Page and application data records
_____

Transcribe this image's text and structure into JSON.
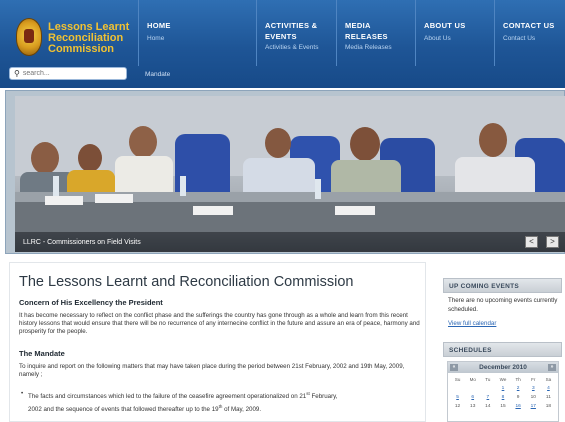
{
  "logo": {
    "lines": [
      "Lessons Learnt",
      "Reconciliation",
      "Commission"
    ]
  },
  "nav": [
    {
      "title": "HOME",
      "title2": "",
      "sub": "Home"
    },
    {
      "title": "ACTIVITIES &",
      "title2": "EVENTS",
      "sub": "Activities & Events"
    },
    {
      "title": "MEDIA",
      "title2": "RELEASES",
      "sub": "Media Releases"
    },
    {
      "title": "ABOUT US",
      "title2": "",
      "sub": "About Us"
    },
    {
      "title": "CONTACT US",
      "title2": "",
      "sub": "Contact Us"
    }
  ],
  "search": {
    "placeholder": "search..."
  },
  "subnav": {
    "label": "Mandate"
  },
  "slideshow": {
    "caption": "LLRC - Commissioners on Field Visits",
    "prev": "<",
    "next": ">"
  },
  "content": {
    "title": "The Lessons Learnt and Reconciliation Commission",
    "concern_heading": "Concern of His Excellency the President",
    "concern_text": "It has become necessary to reflect on the conflict phase and the sufferings the country has gone through as a whole and learn from this recent history lessons that would ensure that there will be no recurrence of any internecine conflict in the future and assure an era of peace, harmony and prosperity for the people.",
    "mandate_heading": "The Mandate",
    "mandate_text": "To inquire and report on the following matters that may have taken place during the period between 21st February, 2002 and 19th May, 2009, namely ;",
    "bullet_part1": "The facts and circumstances which led to the failure of the ceasefire agreement operationalized on 21",
    "bullet_sup1": "st",
    "bullet_part2": " February,",
    "bullet_part3": "2002 and the sequence of events that followed thereafter up to the 19",
    "bullet_sup2": "th",
    "bullet_part4": " of May, 2009."
  },
  "sidebar": {
    "upcoming_heading": "Up Coming Events",
    "upcoming_text": "There are no upcoming events currently scheduled.",
    "calendar_link": "View full calendar",
    "schedules_heading": "Schedules",
    "calendar": {
      "month": "December 2010",
      "prev": "«",
      "next": "»",
      "day_headers": [
        "Su",
        "Mo",
        "Tu",
        "We",
        "Th",
        "Fr",
        "Sa"
      ],
      "rows": [
        [
          "",
          "",
          "",
          "1",
          "2",
          "3",
          "4"
        ],
        [
          "5",
          "6",
          "7",
          "8",
          "9",
          "10",
          "11"
        ],
        [
          "12",
          "13",
          "14",
          "15",
          "16",
          "17",
          "18"
        ]
      ],
      "linked_days": [
        "1",
        "2",
        "3",
        "4",
        "5",
        "6",
        "7",
        "8",
        "16",
        "17"
      ]
    }
  },
  "colors": {
    "header_blue": "#1e5596",
    "logo_gold": "#f1c232",
    "link_blue": "#2a66b4"
  }
}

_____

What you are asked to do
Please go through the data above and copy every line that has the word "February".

Written response
    "mandate_text": "To inquire and report on the following matters that may have taken place during the period between 21st February, 2002 and 19th May, 2009, namely ;",
    "bullet_part2": " February,",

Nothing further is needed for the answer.